A constant theme in Schramm's research was the exploration of relations between discrete models and their continuous scaling limits, which for a number of models turn out to be conformally invariant. Schramm's most significant contribution was the invention of Schramm–Loewner evolution, a tool which has paved the way for mathematical proofs of conjectured scaling limit relations on models from statistical mechanics such as self-avoiding random walk and percolation; this technique has had a profound impact on the field. It has been recognized by many awards to Schramm and others, including a Fields Medal to Wendelin Werner, one of Schramm's principal collaborators, along with Gregory Lawler; the New York Times wrote in his obituary: If Dr. Schramm had been born three weeks and a day he would certainly have been one of the winners of the Fields Medal the highest honor in mathematics, in 2002. Schramm's doctorate was in complex analysis, but he made contributions in many other areas of pure mathematics, although self-taught in those areas.

He would prove a result by himself before reading the literature to obtain an appropriate credit. His proof was original or more elegant than the original. Besides conformally invariant planar processes and SLE, he made fundamental contributions to several topics: Circle packings and discrete conformal geometry. Embeddings of Gromov hyperbolic spaces. Percolation and minimal spanning trees and forests, harmonic functions on Cayley graphs of infinite finitely generated groups and the hyperbolic plane. Limits of sequences of finite graphs. Noise sensitivity of Boolean functions, with applications to dynamical percolation. Random turn the infinity Laplacian equation. Random permutations. Erdős Prize Salem Prize Clay Research Award, for his work in combining analytic power with geometric insight in the field of random walks and probability theory in general for formulating stochastic Loewner evolution, his work opens new reinvigorates research in these fields. Loève Prize Henri Poincaré Prize, For his contributions to discrete conformal geometry, where he discovered new classes of circle patterns described by integrable systems and proved the ultimate results on convergence to the corresponding conformal mappings, for the discovery of the Stochastic Loewner Process as a candidate for scaling limits in two dimensional statistical mechanics.

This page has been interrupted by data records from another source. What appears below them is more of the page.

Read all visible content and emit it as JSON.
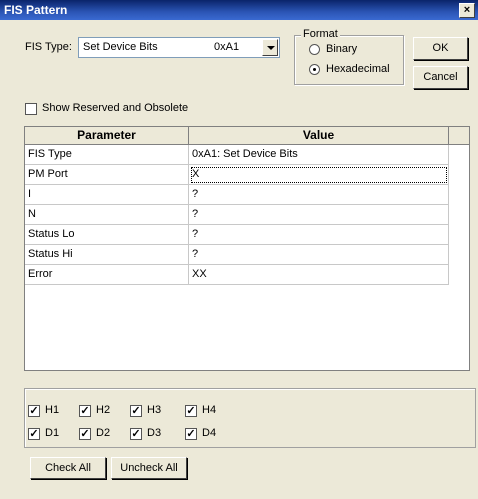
{
  "window": {
    "title": "FIS Pattern",
    "close_label": "×"
  },
  "fis_type": {
    "label": "FIS Type:",
    "value": "Set Device Bits",
    "code": "0xA1"
  },
  "format": {
    "legend": "Format",
    "options": [
      "Binary",
      "Hexadecimal"
    ],
    "selected": "Hexadecimal"
  },
  "buttons": {
    "ok": "OK",
    "cancel": "Cancel",
    "check_all": "Check All",
    "uncheck_all": "Uncheck All"
  },
  "show_reserved": {
    "label": "Show Reserved and Obsolete",
    "checked": false
  },
  "table": {
    "headers": [
      "Parameter",
      "Value"
    ],
    "rows": [
      {
        "param": "FIS Type",
        "value": "0xA1: Set Device Bits"
      },
      {
        "param": "PM Port",
        "value": "X"
      },
      {
        "param": "I",
        "value": "?"
      },
      {
        "param": "N",
        "value": "?"
      },
      {
        "param": "Status Lo",
        "value": "?"
      },
      {
        "param": "Status Hi",
        "value": "?"
      },
      {
        "param": "Error",
        "value": "XX"
      }
    ]
  },
  "checks": {
    "row1": [
      {
        "label": "H1",
        "checked": true
      },
      {
        "label": "H2",
        "checked": true
      },
      {
        "label": "H3",
        "checked": true
      },
      {
        "label": "H4",
        "checked": true
      }
    ],
    "row2": [
      {
        "label": "D1",
        "checked": true
      },
      {
        "label": "D2",
        "checked": true
      },
      {
        "label": "D3",
        "checked": true
      },
      {
        "label": "D4",
        "checked": true
      }
    ]
  }
}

SIAM George Pólya Prize, with Gregory Lawler and Wendelin Werner, for groundbreaking work on the development and application of stochastic Loewner evolution. Of particular note is the rigorous establishment of the existence and conformal invariance of critical scaling limits of a number of 2D lattice models arising in statistical physics. Ostrowski Prize Elected in 2008 as a foreign member of the Royal Swedish Academy of Sciences. Schramm, Oded, "Scaling limits of loop-erased random walks and uniform spanning trees", Israel Journal of Mathematics, 118: 221–288, arXiv:math. PR/9904022, doi:10.1007/BF02803524, MR 1776084. Schramm's paper introducing the Schramm–Loewner evolution. Schramm, Oded, "Conformally invariant scaling limits: an overview and a collection of problems", International Congress of Mathematicians. Vol. I, Eur. Math. Soc. Zürich, pp. 513–543, arXiv:math/0602151, Bibcode:2006math......2151S, doi:10.4171/022-1/20, ISBN 978-3-03719-022-7, MR 2334202 Schramm, Benjamini, Itai. Conformally Invariant Scaling Limits and SLE, MSRI presentation by Oded Schramm, May 2001.

Terence Tao, "Oded Schramm". Publication list Oded Schramm at the Mathematics Genealogy Project Oded Schramm Memorial page Oded Schramm Memorial blog Oded Schramm Memorial Workshop – August 30–31, 2009 at Microsoft Research Oded Schramm obituary in the IMS Bulletin O'Connor, John J..